• **THE DATA**
------------------------

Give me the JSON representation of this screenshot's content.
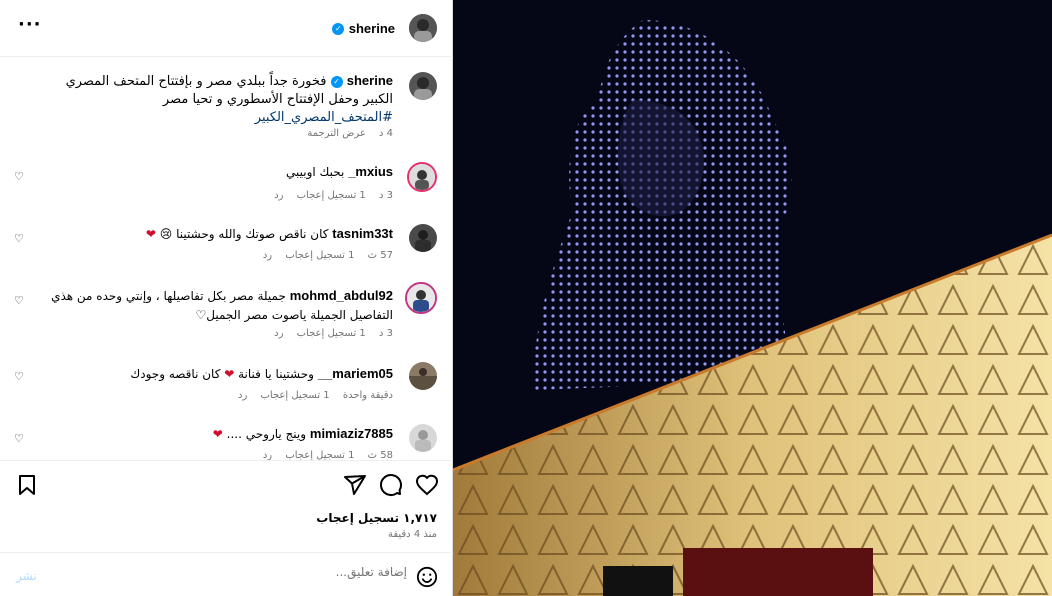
{
  "header": {
    "username": "sherine",
    "more_label": "···"
  },
  "caption": {
    "username": "sherine",
    "text": "فخورة جداً ببلدي مصر و بإفتتاح المتحف المصري الكبير وحفل الإفتتاح الأسطوري و تحيا مصر",
    "hashtag": "#المتحف_المصري_الكبير",
    "age": "4 د",
    "translate": "عرض الترجمة"
  },
  "comments": [
    {
      "username": "mxius_",
      "text": "بحبك اوبيبي",
      "age": "3 د",
      "likes": "1 تسجيل إعجاب",
      "reply": "رد"
    },
    {
      "username": "tasnim33t",
      "text": "كان ناقص صوتك والله وحشتينا 😢",
      "heart": "❤",
      "age": "57 ث",
      "likes": "1 تسجيل إعجاب",
      "reply": "رد"
    },
    {
      "username": "mohmd_abdul92",
      "text": "جميلة مصر بكل تفاصيلها ، وإنتي وحده من هذي التفاصيل الجميلة ياصوت مصر الجميل♡",
      "age": "3 د",
      "likes": "1 تسجيل إعجاب",
      "reply": "رد"
    },
    {
      "username": "mariem05__",
      "text": "وحشتينا يا فنانة",
      "heart": "❤",
      "text2": "كان ناقصه وجودك",
      "age": "دقيقة واحدة",
      "likes": "1 تسجيل إعجاب",
      "reply": "رد"
    },
    {
      "username": "mimiaziz7885",
      "text": "وينج ياروحي ....",
      "heart": "❤",
      "age": "58 ث",
      "likes": "1 تسجيل إعجاب",
      "reply": "رد"
    }
  ],
  "actions": {
    "likes": "١,٧١٧ تسجيل إعجاب",
    "time": "منذ 4 دقيقة"
  },
  "add_comment": {
    "placeholder": "إضافة تعليق...",
    "post": "نشر"
  },
  "icons": {
    "more": "more-icon",
    "bookmark": "bookmark-icon",
    "share": "share-icon",
    "comment": "comment-icon",
    "like": "heart-icon",
    "emoji": "smiley-icon",
    "verified": "verified-badge-icon"
  },
  "colors": {
    "verified": "#0095f6",
    "link": "#00376b",
    "post_disabled": "#b3dbff",
    "heart_red": "#d0102a"
  }
}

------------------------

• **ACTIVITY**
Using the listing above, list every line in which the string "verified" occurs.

• **TASK RESPONSE**
    "verified": "verified-badge-icon"
    "verified": "#0095f6",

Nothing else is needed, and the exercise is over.